Fourteen for '14: What *Might* Happen in Asia in the Coming Year
Jakarta governor Joko Widodo, an avowed rock fan, tries some air guitar while traveling by van to a site inspection in Jakarta on Aug. 22, 2013. The charismatic governor is predicted to make a run for Indonesia's presidency in 2014. (Bay Ismoyo/AFP/Getty Images)
As reported and promised in this space, here we go again: A stab at forecasting the news from Asia, before it happens. Having offered 13 predictions for 2013 — and managed a roughly 50% success rate (we gave 1/2 and 1/4 points, for certain forecasts), now I am going with 14 for '14, as it were. Except where otherwise noted, all views are my own — and again, many if not most may prove utterly wrong.

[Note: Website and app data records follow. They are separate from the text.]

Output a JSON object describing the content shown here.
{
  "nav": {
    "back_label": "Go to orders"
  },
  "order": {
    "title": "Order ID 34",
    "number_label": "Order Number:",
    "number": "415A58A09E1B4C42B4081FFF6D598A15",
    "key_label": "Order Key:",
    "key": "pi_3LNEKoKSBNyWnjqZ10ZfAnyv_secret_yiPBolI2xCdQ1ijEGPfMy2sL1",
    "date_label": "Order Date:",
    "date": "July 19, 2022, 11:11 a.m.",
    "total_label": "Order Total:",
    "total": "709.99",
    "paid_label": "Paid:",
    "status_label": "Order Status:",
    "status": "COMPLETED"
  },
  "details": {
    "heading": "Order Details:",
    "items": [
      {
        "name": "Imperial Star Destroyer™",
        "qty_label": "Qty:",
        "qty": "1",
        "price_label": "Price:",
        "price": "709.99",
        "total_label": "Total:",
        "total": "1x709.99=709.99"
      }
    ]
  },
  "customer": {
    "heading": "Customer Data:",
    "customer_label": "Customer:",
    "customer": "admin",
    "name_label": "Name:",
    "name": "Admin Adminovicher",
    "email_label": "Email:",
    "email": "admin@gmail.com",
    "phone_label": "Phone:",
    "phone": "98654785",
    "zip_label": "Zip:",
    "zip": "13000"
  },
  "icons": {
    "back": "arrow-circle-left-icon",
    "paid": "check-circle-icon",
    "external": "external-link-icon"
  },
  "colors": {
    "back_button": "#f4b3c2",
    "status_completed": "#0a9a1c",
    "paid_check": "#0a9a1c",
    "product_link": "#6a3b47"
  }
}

1. With so many critical elections coming in 2014, I thought I’d start at the ballot box. In India first: Narendra Modi and his Bharatiya Janata Party (BJP) win the April vote in the world's largest democracy — but an outright majority eludes the BJP, and only after a very messy post-election does Modi become Prime Minister.
2. Joko runs. In Indonesia, after much hand-wringing and suspense, the charismatic Jakarta Governor Joko Widodo — known often as "Jokowi" — enters the race for President, after receiving the blessing of former President and Indonesian Democratic Party (PDI) leader Megawati Sukarnoputri.
3. Joko wins. In the end it isn't even close. Jokowi captures a larger share of the vote than any President since the last years of Suharto.
4. In Afghanistan, peace wins. Meaning — no prediction here on a winner to take the place of longtime President Hamid Karzai, but the vote that ushers in the post-Karzai era passes, mercifully, with far less violence than had been anticipated.
5. Still in Afghanistan, a good year for the Afghan National Army (ANA). After the vote and as the ISAF mandate winds down (all combat forces will be out by the end of 2014), the Taliban wage fresh campaigns against the new government but fail to do serious harm, or to take significant territory.
6. China. While economic and security issues fill Xi Jinping's crowded in-box, the Year of the Horse brings unprecedented public anger over something else: the unrelenting and increasingly nasty quality of the air in major cities. (Also in 2014, China reaches the unpleasant milestone of doubling the levels of U.S. carbon emissions.)
7. On the subject of protest, remember the phrase "Occupy Central." That's the banner under which a pro-democracy movement will take to the streets in Hong Kong in July, leading to some of the largest protests in Hong Kong's main business district since the 1997 handover.
8. Iran deal. Despite all the obstacles and all the cynicism and all the opposition from Washington to Tehran, the U.S. and Iran and other nations arrive at a more comprehensive deal on the nuclear front. This one fuels even more criticism than the 2013 interim agreement, but the parties sign it with considerable fanfare at Geneva. Israeli officials simmer.
9. A handshake at the UN. In the wake of the above item, and in the spirit of the U.S.-Iranian thaw, Presidents Obama and Rouhani shake hands on the sidelines of the U.N. General Assembly meetings in New York in September. It is the first time leaders of the two nations have done so in 35 years.
10. For China and Japan, no war and no peace. Having declared their dueling air defense zones, these two Asia powerhouses trade ever-hotter rhetoric and have several small-scale but dangerous run-ins near the disputed Senkaku/Diayu Islands. None of these run-ins lead to casualties.
11. China's tough talk and behavior in this area manages to mellow the enmity between Japan and Korea. A northeast Asian version of the enemy of my enemy is my friend…
12. In North Korea, even Dennis Rodman tires of the regime’s hard line. No more basketball friendship tours with Kim Jong Un.
13. World Cup fever, Tokyo edition. Helped by a relatively easy draw (a bracket shared with Greece, Ivory Coast, and Colombia), Japan advances through the first round of the World Cup in Brazil. Much is made of the fact that Japan gets through while the U.S. does not (the U.S. suffers in part thanks to a brutal bracket — with Germany, Portugal and Ghana).
14. The coming year will see a rise in cooperation between Hollywood studios and a growing number of Chinese partners. Together they are trying hard to make movies that might take advantage of one of Beijing's most visible state-controlled market experiments — the gradual opening of the commercial media sector. But we predict this increased Hollywood-China partnership will turn a blind eye to China's censors. This secretive board of men and women will continue to deny groundbreaking Chinese filmmakers such Jia Zhangke the ability to show their films to their own countrymen. Meanwhile, Hollywood studios will concede to making changes to their films to appease China's censors and access the market, thereby making it harder for Chinese filmmakers to fight against censorship.
Do you have any predictions for Asia for 2014? Share them in the comments below.